Truly a beautiful place, with a serene atmosphere. Apparently it was peak season, but even then it felt like there was really no-one around compared to all the other touristy towns I have been in. My mood was helped a lot by getting in my morning exercise and meditation, then getting up early to wander the main street and see the incredibly photogenic old town and wats (temples), then on to the river, and vegetable gardens. And later on to the markets etc. The combination of French colonial and buddhist-inspired Laos architecture set amongst a spacious and tuk-tuk free town centre was quite enchanting.

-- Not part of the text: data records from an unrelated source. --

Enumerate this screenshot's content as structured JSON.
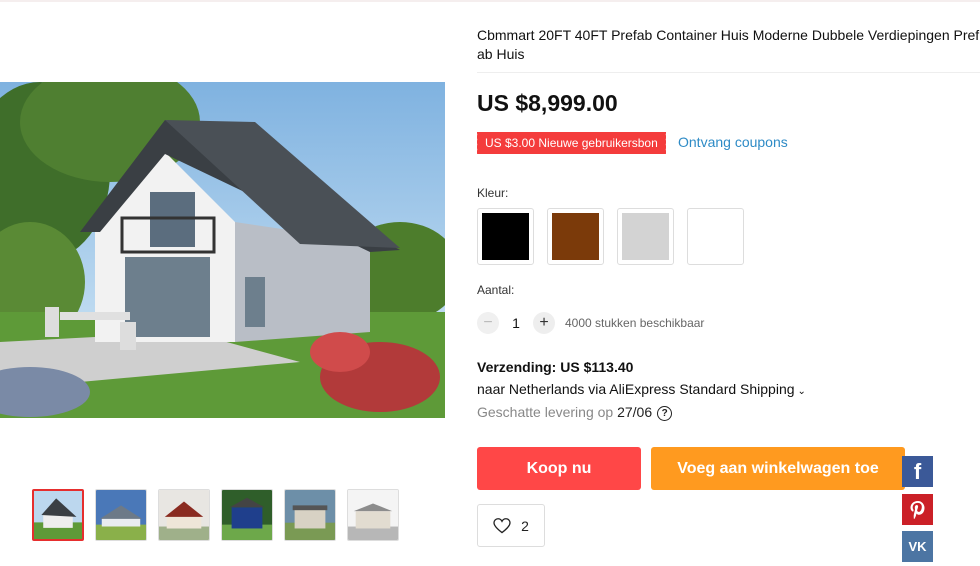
{
  "product": {
    "title": "Cbmmart 20FT 40FT Prefab Container Huis Moderne Dubbele Verdiepingen Prefab Huis",
    "price": "US $8,999.00",
    "coupon_badge": "US $3.00 Nieuwe gebruikersbon",
    "coupon_link": "Ontvang coupons"
  },
  "colors": {
    "label": "Kleur:",
    "swatches": [
      "#000000",
      "#7b3a0a",
      "#d3d3d3",
      "#ffffff"
    ]
  },
  "quantity": {
    "label": "Aantal:",
    "minus": "−",
    "plus": "+",
    "value": "1",
    "available": "4000 stukken beschikbaar"
  },
  "shipping": {
    "title": "Verzending: US $113.40",
    "route": "naar Netherlands via AliExpress Standard Shipping",
    "eta_prefix": "Geschatte levering op ",
    "eta_date": "27/06"
  },
  "actions": {
    "buy_now": "Koop nu",
    "add_to_cart": "Voeg aan winkelwagen toe",
    "wishlist_count": "2"
  },
  "social": {
    "facebook": "f",
    "vk": "VK"
  },
  "gallery": {
    "thumbnail_count": 6,
    "active_index": 0
  }
}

In the evening I climbed atop the hill in the centre of town to watch the sun set with other sun-worshipping tourists (many of them Australian). I say sun-worshipping because it was remarkably similar to a religious ceremony. Dozens of people, crowded closely, holding and staring at objects above their head, then drawing the object down to look closely at it. I wasn’t the only one who thought it was funny, or thought it even funnier when most people left before the sunset actually started to get really good.

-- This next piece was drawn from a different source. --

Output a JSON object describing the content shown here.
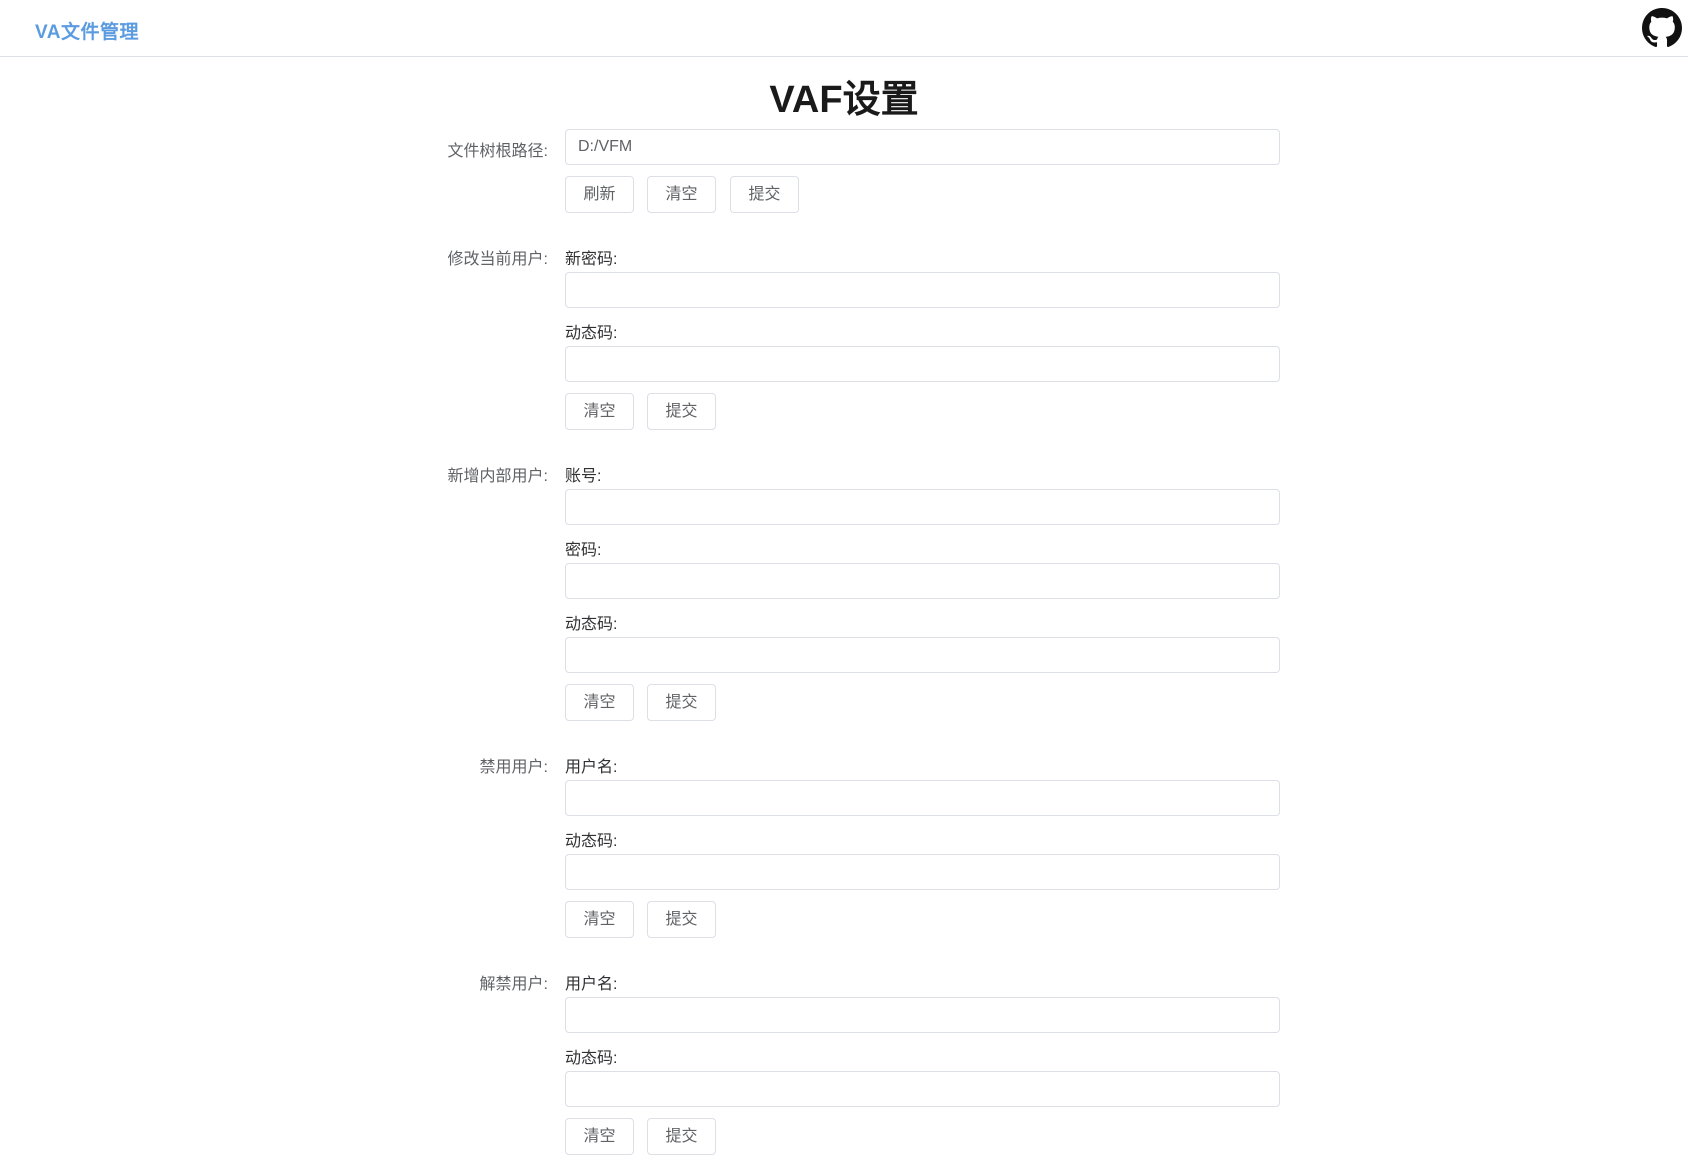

A delicious evening meal at the night markets, good nights sleep, meditation and exercise then indulgent (expensive) bowl of muesli and yoghurt for breakfast followed. The muesli was a bit disappointing, so I stopped at a street stall for a local omelette, which once again proved the locals eat where they do for good reasons. The real highlight of this day was exploring the two cultural exhibitions which should have really been my first port of call. One, led by a French couple who seem to be driving much of the town’s sustainable development (and who own one of the fancier bars and bookshop), was an amazing example of how to educate tourists and ensure they have a great time. It contained exhibits and advice on everything from local customs, to food, to how to choose products that are really made in pre-industrial Laos (not factories in China, or Thailand). The second cultural exhibit (an ethnology museum) contained more costumes of local minority people, and was actually useful in helping me understand some of what I saw in southern Yunnan, in Yuangyang.
Actually, the main thing I remember after perusing both exhibits was wanting to scream at some of the younger, Australian males in the night-time souvenir markets “don’t buy that fucking beer shirt you ignorant f*&@wit“. Beer shirts are not made in Laos, even if the beer is, and are such a crap choice of memorobilia from a place with such an incredible diversity of crafts, ethnicities, history and natural beauty. Seriously, a bloody disgrace.

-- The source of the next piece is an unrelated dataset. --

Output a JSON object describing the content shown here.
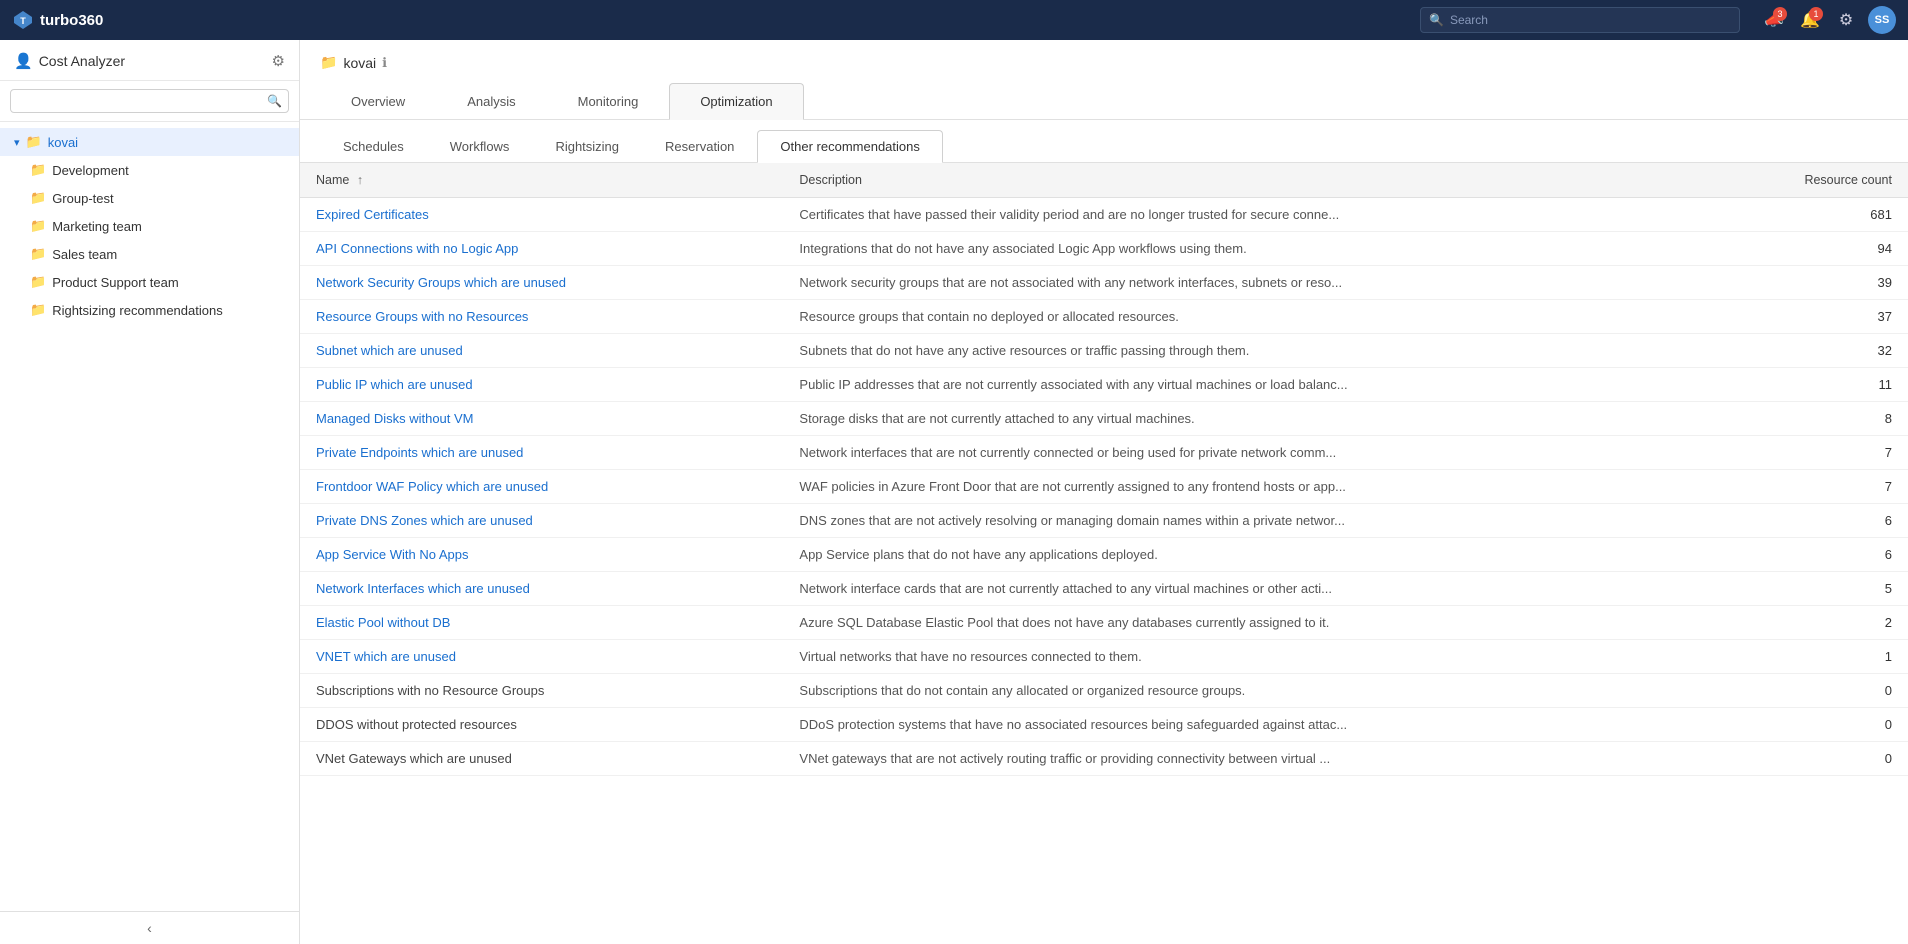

I had booked a massage (very popular for tourists here) at the local Red Cross (proceeds to charity), which was nice, but didn’t quitte hit the spot (I’d been hanging out for one for months!), then headed to catch the bus towards Thailand.